Developing a future-proof scenario database in a world of emergent standards

Mike Freeman
Project engineer
Warwick Manufacturing Group
Testing is fundamental to the safety of automated driving software, but driving billions of miles to achieve sufficient scenario coverage is unfeasible and requires a better approach. Scenario sharing across the industry is gaining support as being the solution. With this aim, the standardization of scenario description is being worked on but we are still some way from a universal standard. This puts the system architect in a difficult position: how to design a scenario database that will support today’s standards as well as those of tomorrow? As part of the UK’s Midlands Future Mobility project, we answer this question.

Simulating autonomous driving: past, present, future

Robert McGinnis
Senior account manager
Mechanical Simulation
Use cases for Level 3 and 4 active safety and autonomous driving validation are skyrocketing, and the number of required certification scenarios is growing exponentially. Since vehicles are the anchor of these simulations, it is imperative to leverage a high-fidelity model that can scale into all simulation domains without changing simulation methodologies. This presentation will demonstrate how high-fidelity, OEM-validated solvers can be integrated into desktop simulation tools and easily be migrated to hardware-in-the-loop systems.

Live Q&A and discussion

14.45 CET Real-world/physical test and development - integration with and implications for virtual testing (continued)

Panel Moderator

Chris Reeves
Head of connected & autonomous vehicles

Have we collected enough traffic data?

Sytze Kalisvaart
Project manager StreetWise, integrated vehicle safety department
Many OEMs and other automated driving companies are collecting massive amounts of driving data to identify what scenarios the automated vehicle might have to deal with. Through scenario extraction, repeated driving patterns are categorized and turned into statistics essential for effective safety assessment. But when is the data collection enough? The TNO StreetWise scenario database includes completeness indicators at various steps in the scenario mining pipeline. We will introduce the meaning and application of these completeness indicators. In this way, OEMs can compare coverage of their data collection and quantify the completeness of the collected data.

Robopilot – Level 4 autonomous driving on mixed roads

Nicholas Clay
Head of homologation and quality
The presentation will outline the challenges, lessons and successes of Robopilot – a UK CCAV-funded project delivering a demonstration of Level 4 autonomous driving on mixed roads in the UK. It will focus on the testing and validation journey from research and simulation to on-road testing and live demos. Robopilot is a £12m consortium project based in the UK. Partners include UPS, Thales, Bristol Robotics Lab, Loughborough University, TVS and South Gloucestershire Council.

Automated public road testing based on digital twins

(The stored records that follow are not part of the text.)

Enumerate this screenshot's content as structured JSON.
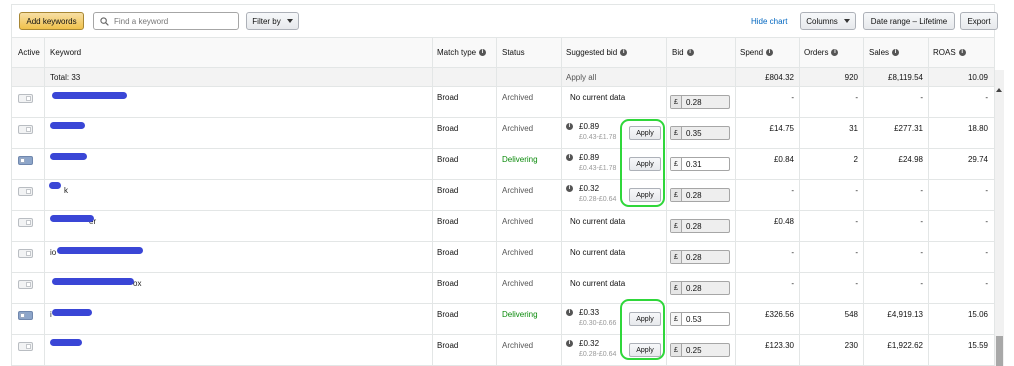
{
  "toolbar": {
    "add_keywords": "Add keywords",
    "search_placeholder": "Find a keyword",
    "filter_by": "Filter by",
    "hide_chart": "Hide chart",
    "columns": "Columns",
    "date_range": "Date range – Lifetime",
    "export": "Export"
  },
  "columns": {
    "active": "Active",
    "keyword": "Keyword",
    "match_type": "Match type",
    "status": "Status",
    "suggested_bid": "Suggested bid",
    "bid": "Bid",
    "spend": "Spend",
    "orders": "Orders",
    "sales": "Sales",
    "roas": "ROAS"
  },
  "totals": {
    "label": "Total: 33",
    "apply_all": "Apply all",
    "spend": "£804.32",
    "orders": "920",
    "sales": "£8,119.54",
    "roas": "10.09"
  },
  "currency": "£",
  "apply_label": "Apply",
  "colors": {
    "delivering": "#0a8a0a",
    "highlight": "#2fd73a",
    "redaction": "#3a46d6"
  },
  "rows": [
    {
      "keyword_visible": "",
      "active": false,
      "match": "Broad",
      "status": "Archived",
      "suggested": "No current data",
      "range": "",
      "bid": "0.28",
      "spend": "-",
      "orders": "-",
      "sales": "-",
      "roas": "-"
    },
    {
      "keyword_visible": "",
      "active": false,
      "match": "Broad",
      "status": "Archived",
      "suggested": "£0.89",
      "range": "£0.43-£1.78",
      "bid": "0.35",
      "spend": "£14.75",
      "orders": "31",
      "sales": "£277.31",
      "roas": "18.80"
    },
    {
      "keyword_visible": "",
      "active": true,
      "match": "Broad",
      "status": "Delivering",
      "suggested": "£0.89",
      "range": "£0.43-£1.78",
      "bid": "0.31",
      "spend": "£0.84",
      "orders": "2",
      "sales": "£24.98",
      "roas": "29.74"
    },
    {
      "keyword_visible": "k",
      "active": false,
      "match": "Broad",
      "status": "Archived",
      "suggested": "£0.32",
      "range": "£0.28-£0.64",
      "bid": "0.28",
      "spend": "-",
      "orders": "-",
      "sales": "-",
      "roas": "-"
    },
    {
      "keyword_visible": "er",
      "active": false,
      "match": "Broad",
      "status": "Archived",
      "suggested": "No current data",
      "range": "",
      "bid": "0.28",
      "spend": "£0.48",
      "orders": "-",
      "sales": "-",
      "roas": "-"
    },
    {
      "keyword_visible": "io",
      "active": false,
      "match": "Broad",
      "status": "Archived",
      "suggested": "No current data",
      "range": "",
      "bid": "0.28",
      "spend": "-",
      "orders": "-",
      "sales": "-",
      "roas": "-"
    },
    {
      "keyword_visible": "ox",
      "active": false,
      "match": "Broad",
      "status": "Archived",
      "suggested": "No current data",
      "range": "",
      "bid": "0.28",
      "spend": "-",
      "orders": "-",
      "sales": "-",
      "roas": "-"
    },
    {
      "keyword_visible": "i",
      "active": true,
      "match": "Broad",
      "status": "Delivering",
      "suggested": "£0.33",
      "range": "£0.30-£0.66",
      "bid": "0.53",
      "spend": "£326.56",
      "orders": "548",
      "sales": "£4,919.13",
      "roas": "15.06"
    },
    {
      "keyword_visible": "",
      "active": false,
      "match": "Broad",
      "status": "Archived",
      "suggested": "£0.32",
      "range": "£0.28-£0.64",
      "bid": "0.25",
      "spend": "£123.30",
      "orders": "230",
      "sales": "£1,922.62",
      "roas": "15.59"
    }
  ]
}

Patrick Luley
R&D manager - automated driving
Joanneum Research - Digital
To pave the ground for scalable and cost-efficient test and validation of AD functions by real testing on public roads, Joanneum Research is producing Ultra High Definition Maps (UHDmaps) based on mobile mapping data in a scalable automated workflow. UHDmaps contain a digital copy of reality, which sets the benchmark for the digital assessment of automated driving functions. The depicted solution is already utilized by the Austrian Light Vehicle Proving Region for Automated Driving (ALP.Lab GmbH) and its partners. The presentation will give an overview of the technical solution and certain test use cases.

Live Q&A and discussion

Please note: This conference program may be subject to change